No Guts, No Glory

You remember how, as kids, we used to sneak in and watch Adult Swim? Berserk is your dark imagination on drugs, alcohol, and all unsafe practices of any activity you can think of! Now, multiply that 100-fold...

No Guts, No Glory

I remember how I initially turned my face in disgust at Berserk when I first saw images of it. That was at a point in my life when I had no way of appreciating or understanding the sheer dedication and hard work a mangaka puts into their artistic creations. The level of detail in a two-page spread was nauseating to take in and digest. And yet, I can’t help but give the respect this manga deserves, more so to Kentaro Miura, the creator of Berserk.

Guts' enjoying the thrill of battle.

At the young age of 10, Kentaro created his first manga, called "Miuranger.” It was a school publication that had 40 volumes that he did just for his classmates. By the time he made it into middle school (13), he was using the same drawing techniques as professionals. In high school, he published school booklets after enrolling in an artistic curriculum, with the help of his classmates. When he was 18, he was employed as an assistant artist to George Morikawa, the author of the boxing manga “Hajime no Ippo.” Kentaro's artistic level was so astounding that George gave him credit and let him go since there was nothing he could teach him. It’s the equivalent of having the experience and certifications for a job you applied for, but you don’t get the job because you’re deemed overqualified.

Kentaro later created Berserk in 1988. It was the prototype for the story that would later take the world by surprise. The actual story became serialized in 1989 and became his most fortunate piece of work. The story pushes the theme of human resilience constantly in a hellish world that challenges the theory that we, as people, are slaves to destiny or free will. The protagonist of Berserk, Guts, is introduced as being born from his mother’s corpse hanging from a tree. He is later adopted by a mercenary and participates in many deathly battles, starting early in his adolescent years. His battle strength and prowess gain him a well-known reputation well into his early adulthood, in which he’s feared by many and revered as a great ally in battle. Without giving away too much, the plot becomes a quest for revenge. During this journey, Guts' life is filled with so much strife and agony that most humans would easily succumb to death simply due to a lack of resilience and willpower or because it’s the easiest way out. This story is not for the faint of heart who become queasy from gore, death, and betrayal, and test their beliefs in religious doctrine.
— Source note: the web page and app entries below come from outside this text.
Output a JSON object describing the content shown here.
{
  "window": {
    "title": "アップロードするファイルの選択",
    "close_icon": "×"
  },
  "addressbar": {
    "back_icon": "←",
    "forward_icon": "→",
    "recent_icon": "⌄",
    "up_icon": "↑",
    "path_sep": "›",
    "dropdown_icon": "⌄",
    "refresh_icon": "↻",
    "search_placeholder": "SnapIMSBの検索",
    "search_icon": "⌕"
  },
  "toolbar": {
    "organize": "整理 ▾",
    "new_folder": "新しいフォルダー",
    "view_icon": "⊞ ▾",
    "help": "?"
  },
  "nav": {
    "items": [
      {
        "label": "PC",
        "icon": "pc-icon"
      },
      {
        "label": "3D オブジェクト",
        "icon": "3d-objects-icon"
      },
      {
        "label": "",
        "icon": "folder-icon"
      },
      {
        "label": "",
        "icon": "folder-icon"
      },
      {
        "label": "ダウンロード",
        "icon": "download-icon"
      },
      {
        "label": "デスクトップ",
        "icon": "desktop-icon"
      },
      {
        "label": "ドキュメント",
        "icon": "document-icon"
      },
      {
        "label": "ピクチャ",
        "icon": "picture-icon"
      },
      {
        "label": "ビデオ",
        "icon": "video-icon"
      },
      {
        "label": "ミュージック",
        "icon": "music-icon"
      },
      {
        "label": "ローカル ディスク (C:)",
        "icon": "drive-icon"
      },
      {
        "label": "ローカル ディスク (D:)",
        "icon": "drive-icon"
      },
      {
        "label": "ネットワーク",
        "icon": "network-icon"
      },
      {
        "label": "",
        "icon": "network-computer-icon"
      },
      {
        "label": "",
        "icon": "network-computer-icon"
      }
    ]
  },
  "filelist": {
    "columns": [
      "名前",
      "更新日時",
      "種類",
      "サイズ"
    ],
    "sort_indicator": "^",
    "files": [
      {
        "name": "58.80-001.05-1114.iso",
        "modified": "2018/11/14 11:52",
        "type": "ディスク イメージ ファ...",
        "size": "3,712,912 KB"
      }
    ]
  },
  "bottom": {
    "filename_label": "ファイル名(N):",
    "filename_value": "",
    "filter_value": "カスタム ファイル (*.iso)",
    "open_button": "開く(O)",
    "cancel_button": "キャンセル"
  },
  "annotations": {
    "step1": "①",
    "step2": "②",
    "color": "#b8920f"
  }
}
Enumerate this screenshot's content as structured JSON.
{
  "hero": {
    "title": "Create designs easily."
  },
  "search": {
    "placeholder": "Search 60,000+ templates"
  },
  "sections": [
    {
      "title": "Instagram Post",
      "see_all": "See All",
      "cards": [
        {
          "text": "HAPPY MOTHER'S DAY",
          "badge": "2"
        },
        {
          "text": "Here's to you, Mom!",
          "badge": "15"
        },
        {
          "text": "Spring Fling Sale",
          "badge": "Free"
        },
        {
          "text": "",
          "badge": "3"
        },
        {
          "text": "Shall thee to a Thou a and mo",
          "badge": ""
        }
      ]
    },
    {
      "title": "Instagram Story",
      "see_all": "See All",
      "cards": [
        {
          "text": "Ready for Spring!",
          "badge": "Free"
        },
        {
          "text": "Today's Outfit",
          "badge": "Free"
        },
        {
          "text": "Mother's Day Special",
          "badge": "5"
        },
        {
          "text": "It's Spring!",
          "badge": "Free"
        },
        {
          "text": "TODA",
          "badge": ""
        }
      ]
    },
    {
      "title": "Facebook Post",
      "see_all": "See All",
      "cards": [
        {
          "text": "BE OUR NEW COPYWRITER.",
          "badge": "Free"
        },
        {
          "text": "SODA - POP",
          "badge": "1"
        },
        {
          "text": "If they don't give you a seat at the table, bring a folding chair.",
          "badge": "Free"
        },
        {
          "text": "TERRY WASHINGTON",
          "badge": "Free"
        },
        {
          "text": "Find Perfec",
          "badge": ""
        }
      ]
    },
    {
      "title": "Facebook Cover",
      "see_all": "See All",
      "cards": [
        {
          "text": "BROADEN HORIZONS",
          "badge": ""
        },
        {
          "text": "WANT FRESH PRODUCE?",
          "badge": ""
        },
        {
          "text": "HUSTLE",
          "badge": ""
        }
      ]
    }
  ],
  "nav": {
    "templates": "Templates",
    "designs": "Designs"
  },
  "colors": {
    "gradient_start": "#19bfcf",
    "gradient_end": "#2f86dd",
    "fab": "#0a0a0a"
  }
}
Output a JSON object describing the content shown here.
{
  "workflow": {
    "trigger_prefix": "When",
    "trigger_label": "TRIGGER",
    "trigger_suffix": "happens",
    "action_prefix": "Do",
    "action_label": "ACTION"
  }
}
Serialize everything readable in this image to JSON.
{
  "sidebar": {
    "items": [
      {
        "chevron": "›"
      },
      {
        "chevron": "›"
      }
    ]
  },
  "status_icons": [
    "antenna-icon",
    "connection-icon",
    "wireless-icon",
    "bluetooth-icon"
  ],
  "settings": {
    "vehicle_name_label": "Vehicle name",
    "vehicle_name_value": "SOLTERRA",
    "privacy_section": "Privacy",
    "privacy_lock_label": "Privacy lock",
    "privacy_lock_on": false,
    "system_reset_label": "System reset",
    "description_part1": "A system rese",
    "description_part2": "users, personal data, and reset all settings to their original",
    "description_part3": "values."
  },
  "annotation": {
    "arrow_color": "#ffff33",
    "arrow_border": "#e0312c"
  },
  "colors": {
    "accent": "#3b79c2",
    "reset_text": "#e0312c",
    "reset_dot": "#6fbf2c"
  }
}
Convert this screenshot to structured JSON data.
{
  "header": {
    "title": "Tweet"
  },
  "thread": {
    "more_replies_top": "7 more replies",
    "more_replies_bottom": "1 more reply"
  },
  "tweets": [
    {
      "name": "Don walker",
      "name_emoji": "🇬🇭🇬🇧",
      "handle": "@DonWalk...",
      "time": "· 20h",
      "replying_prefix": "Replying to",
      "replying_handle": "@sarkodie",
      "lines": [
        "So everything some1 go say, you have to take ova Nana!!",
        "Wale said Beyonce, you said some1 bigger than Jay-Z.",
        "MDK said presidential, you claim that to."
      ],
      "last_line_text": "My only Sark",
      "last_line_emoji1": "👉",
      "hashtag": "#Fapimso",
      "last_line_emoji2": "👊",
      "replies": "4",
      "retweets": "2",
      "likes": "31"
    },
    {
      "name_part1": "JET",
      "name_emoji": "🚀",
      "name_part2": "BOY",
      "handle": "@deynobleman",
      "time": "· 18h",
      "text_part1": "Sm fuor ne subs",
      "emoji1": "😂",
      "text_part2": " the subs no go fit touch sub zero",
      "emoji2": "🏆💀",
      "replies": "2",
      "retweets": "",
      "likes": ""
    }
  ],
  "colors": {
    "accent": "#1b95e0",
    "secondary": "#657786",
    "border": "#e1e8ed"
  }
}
Griffith versus Guts

Many triggers will be set off due to non-positive moral actions that launch the plot for revenge. Eclipses will never be viewed in the light of positivity but instead as pure terror. (Plus, there is an eclipse happening this week as I type this.) As stated before, the art in Berserk was disorienting to me. Not to be based on the assumption that his art was poorly drawn but rather on the detail that Miura placed into each panel. How our senses interpret our reality or universe, has an impact on all of us. Miura was able to reach into the depths of many readers' subconscious and bred nightmare fuel from the creatures he created alone. Pioneering as the one who created manga that was not intended for children's eyes due to the many adult themes. The very first chapter set the precedence of what the reader was getting themselves into, and depending on your views of vulgarity, you most likely were hooked without having to resist.

Fast forward to now: Berserk currently has 363 chapters and 40 volumes over 32 years. Chapters were released monthly, but due to Miura’s health, they began to be released irregularly as he would enter a state of hiatus for personal self-care. The craziest part about this is that Miura never completed the story before his death. Yeah. There was no ending in sight, which is why his death greatly echoed in the manga world for artists and fans alike. The animated series currently on Netflix is tied into the story arcs, which I highly recommend watching if you aren’t, particularly in reading the manga. Guts' unparalleled will to survive will give you the perspective that the struggles of your everyday life are grains of sand in comparison to the despair and relentless bouts with death that many couldn’t even daydream about. All in all, Kentaro Miura left behind a legacy. A legacy that will forever be known as the greatest story ever, that was never finished...

Thank you, Miura.